CHENNAI: The writing was on the wall. Needing only 118 runs to square the series, Joe Root and Jonny Bairstow didn’t take much time on Day 5 as they notched up unbeaten centuries to take England home in just over an hour-and-a-half of cricket on Tuesday. The defeat means India’s wait for their first series win in England since 2007 continued as they blew away a glorious opportunity to lift the Pataudi Trophy having done all the hard work to take 2-1 lead in 2021.
Having set a target of 378 to win the Test, India were left without any answers as England launched a stunning assault on Day Four, which virtually settled the fate of the tie. It was in complete contrast to how the bowling unit responded in the first innings, where they were not only disciplined but also kept pressure by bowling attacking lines.
However, with runs flowing freely on Monday, India seemed to lack Plan B. Of course, the pitch hadn’t deteriorated, but what was equally baffling was how one-dimensional India looked. In the first innings, all it took was a quiet period (19 deliveries without scoring a boundary) for India to dismiss Bairstow and it came on the back of dot balls. In the second innings, defending a huge total, India managed only six maidens, as England were able to dictate the tempo of the innings.
While all things would point out to how the bowlers failed to defend such a huge target, in hindsight, India would know they had a chance to bat England out of the Test. Having taken a 132-run lead in the first innings with plenty of time remaining in the Test and well aware of England’s scoring pattern, they had an opportunity to set a target that would have been beyond the hosts' reach. Instead, in perfect conditions for batting, India lost three of their middle-order wickets where the bowlers had very little role to play.
Going back to the series in South Africa this is the third successive Test where India have lost by a seven-wicket margin and each of them have come on pitches where the batting unit left some runs to score in the third innings.
“It's been disappointing in South Africa and here.
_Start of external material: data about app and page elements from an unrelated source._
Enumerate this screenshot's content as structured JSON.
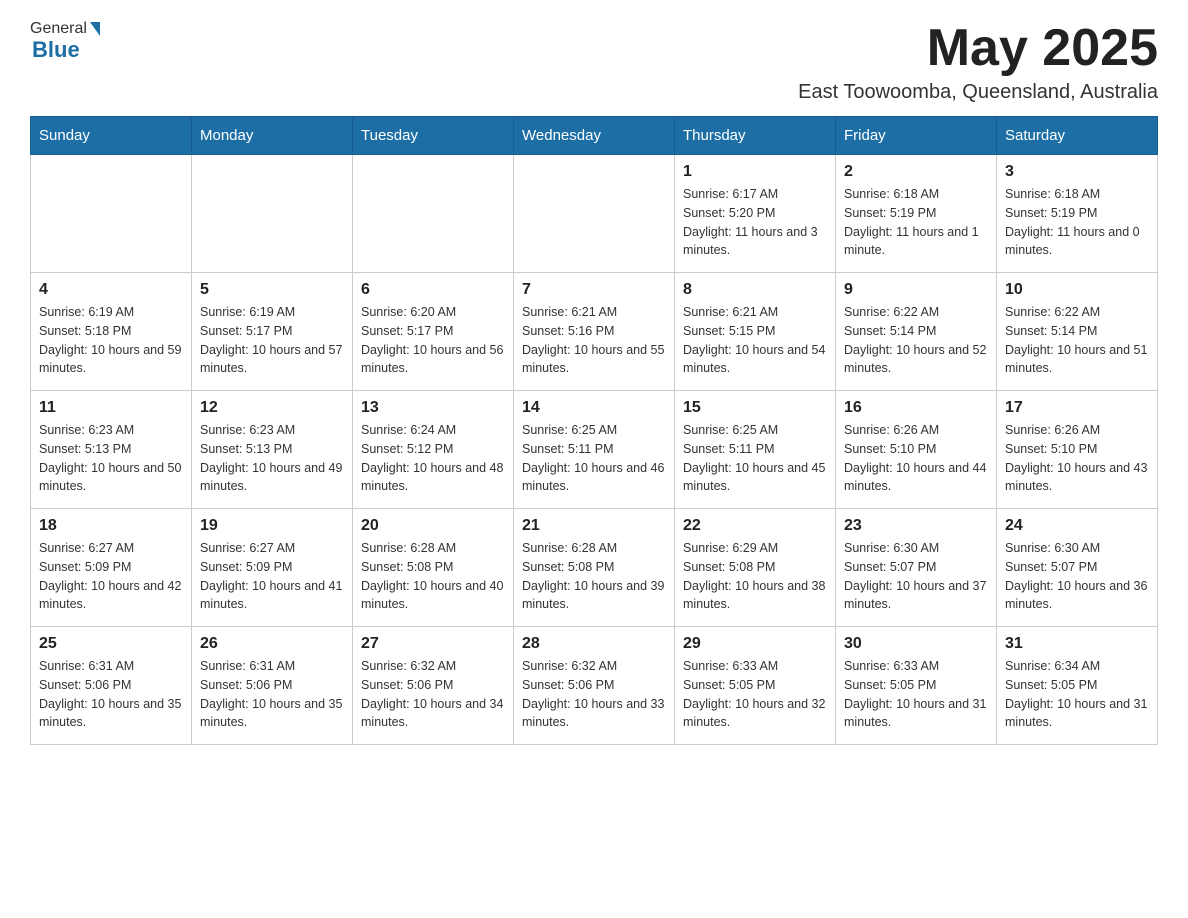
{
  "header": {
    "logo_general": "General",
    "logo_blue": "Blue",
    "month_year": "May 2025",
    "location": "East Toowoomba, Queensland, Australia"
  },
  "calendar": {
    "days_of_week": [
      "Sunday",
      "Monday",
      "Tuesday",
      "Wednesday",
      "Thursday",
      "Friday",
      "Saturday"
    ],
    "weeks": [
      [
        {
          "day": "",
          "info": ""
        },
        {
          "day": "",
          "info": ""
        },
        {
          "day": "",
          "info": ""
        },
        {
          "day": "",
          "info": ""
        },
        {
          "day": "1",
          "info": "Sunrise: 6:17 AM\nSunset: 5:20 PM\nDaylight: 11 hours and 3 minutes."
        },
        {
          "day": "2",
          "info": "Sunrise: 6:18 AM\nSunset: 5:19 PM\nDaylight: 11 hours and 1 minute."
        },
        {
          "day": "3",
          "info": "Sunrise: 6:18 AM\nSunset: 5:19 PM\nDaylight: 11 hours and 0 minutes."
        }
      ],
      [
        {
          "day": "4",
          "info": "Sunrise: 6:19 AM\nSunset: 5:18 PM\nDaylight: 10 hours and 59 minutes."
        },
        {
          "day": "5",
          "info": "Sunrise: 6:19 AM\nSunset: 5:17 PM\nDaylight: 10 hours and 57 minutes."
        },
        {
          "day": "6",
          "info": "Sunrise: 6:20 AM\nSunset: 5:17 PM\nDaylight: 10 hours and 56 minutes."
        },
        {
          "day": "7",
          "info": "Sunrise: 6:21 AM\nSunset: 5:16 PM\nDaylight: 10 hours and 55 minutes."
        },
        {
          "day": "8",
          "info": "Sunrise: 6:21 AM\nSunset: 5:15 PM\nDaylight: 10 hours and 54 minutes."
        },
        {
          "day": "9",
          "info": "Sunrise: 6:22 AM\nSunset: 5:14 PM\nDaylight: 10 hours and 52 minutes."
        },
        {
          "day": "10",
          "info": "Sunrise: 6:22 AM\nSunset: 5:14 PM\nDaylight: 10 hours and 51 minutes."
        }
      ],
      [
        {
          "day": "11",
          "info": "Sunrise: 6:23 AM\nSunset: 5:13 PM\nDaylight: 10 hours and 50 minutes."
        },
        {
          "day": "12",
          "info": "Sunrise: 6:23 AM\nSunset: 5:13 PM\nDaylight: 10 hours and 49 minutes."
        },
        {
          "day": "13",
          "info": "Sunrise: 6:24 AM\nSunset: 5:12 PM\nDaylight: 10 hours and 48 minutes."
        },
        {
          "day": "14",
          "info": "Sunrise: 6:25 AM\nSunset: 5:11 PM\nDaylight: 10 hours and 46 minutes."
        },
        {
          "day": "15",
          "info": "Sunrise: 6:25 AM\nSunset: 5:11 PM\nDaylight: 10 hours and 45 minutes."
        },
        {
          "day": "16",
          "info": "Sunrise: 6:26 AM\nSunset: 5:10 PM\nDaylight: 10 hours and 44 minutes."
        },
        {
          "day": "17",
          "info": "Sunrise: 6:26 AM\nSunset: 5:10 PM\nDaylight: 10 hours and 43 minutes."
        }
      ],
      [
        {
          "day": "18",
          "info": "Sunrise: 6:27 AM\nSunset: 5:09 PM\nDaylight: 10 hours and 42 minutes."
        },
        {
          "day": "19",
          "info": "Sunrise: 6:27 AM\nSunset: 5:09 PM\nDaylight: 10 hours and 41 minutes."
        },
        {
          "day": "20",
          "info": "Sunrise: 6:28 AM\nSunset: 5:08 PM\nDaylight: 10 hours and 40 minutes."
        },
        {
          "day": "21",
          "info": "Sunrise: 6:28 AM\nSunset: 5:08 PM\nDaylight: 10 hours and 39 minutes."
        },
        {
          "day": "22",
          "info": "Sunrise: 6:29 AM\nSunset: 5:08 PM\nDaylight: 10 hours and 38 minutes."
        },
        {
          "day": "23",
          "info": "Sunrise: 6:30 AM\nSunset: 5:07 PM\nDaylight: 10 hours and 37 minutes."
        },
        {
          "day": "24",
          "info": "Sunrise: 6:30 AM\nSunset: 5:07 PM\nDaylight: 10 hours and 36 minutes."
        }
      ],
      [
        {
          "day": "25",
          "info": "Sunrise: 6:31 AM\nSunset: 5:06 PM\nDaylight: 10 hours and 35 minutes."
        },
        {
          "day": "26",
          "info": "Sunrise: 6:31 AM\nSunset: 5:06 PM\nDaylight: 10 hours and 35 minutes."
        },
        {
          "day": "27",
          "info": "Sunrise: 6:32 AM\nSunset: 5:06 PM\nDaylight: 10 hours and 34 minutes."
        },
        {
          "day": "28",
          "info": "Sunrise: 6:32 AM\nSunset: 5:06 PM\nDaylight: 10 hours and 33 minutes."
        },
        {
          "day": "29",
          "info": "Sunrise: 6:33 AM\nSunset: 5:05 PM\nDaylight: 10 hours and 32 minutes."
        },
        {
          "day": "30",
          "info": "Sunrise: 6:33 AM\nSunset: 5:05 PM\nDaylight: 10 hours and 31 minutes."
        },
        {
          "day": "31",
          "info": "Sunrise: 6:34 AM\nSunset: 5:05 PM\nDaylight: 10 hours and 31 minutes."
        }
      ]
    ]
  }
}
It could be a variety of factors. We have to maintain a level of fitness. We have had third innings (batting) problems both in South Africa and Edgbaston,” head coach Rahul Dravid said. “Both in South Africa and here, we have started well but haven't been able to finish well. We controlled the game for three days but maybe, we did not bat that well in the second innings, and in our bowling, we were not able to sustain that intensity and we must give credit to England for the way they played,” he added.
Ever since Dravid took charge, there has been a change in personnel in the middle-order with Hanuma Vihari and Shreyas Iyer designated as the new No 3 and 5. This was the first away Test the duo played together and with India’s remaining World Test Championship assignments in Bangladesh and Australia at home, they have a chance to look for some stability. With no immediate tour to SENA countries on the horizon, India have time to relook at their batting unit.
For an attack that has done admiringly well across all conditions, they have now failed to defend targets in three successive Tests. While they had very little to defend in South Africa where the pitches had a tendency to flatten as the Test progressed, in the second innings at Edgbaston, they were short of answers.
“We had a couple of opportunities in South Africa as well, here as well, I just think it is something we need to look at and need to work upon. We have been very good at that in the last couple of years in terms of taking those 20 wickets and win those Test matches but we have not been able to do that in the last couple of months."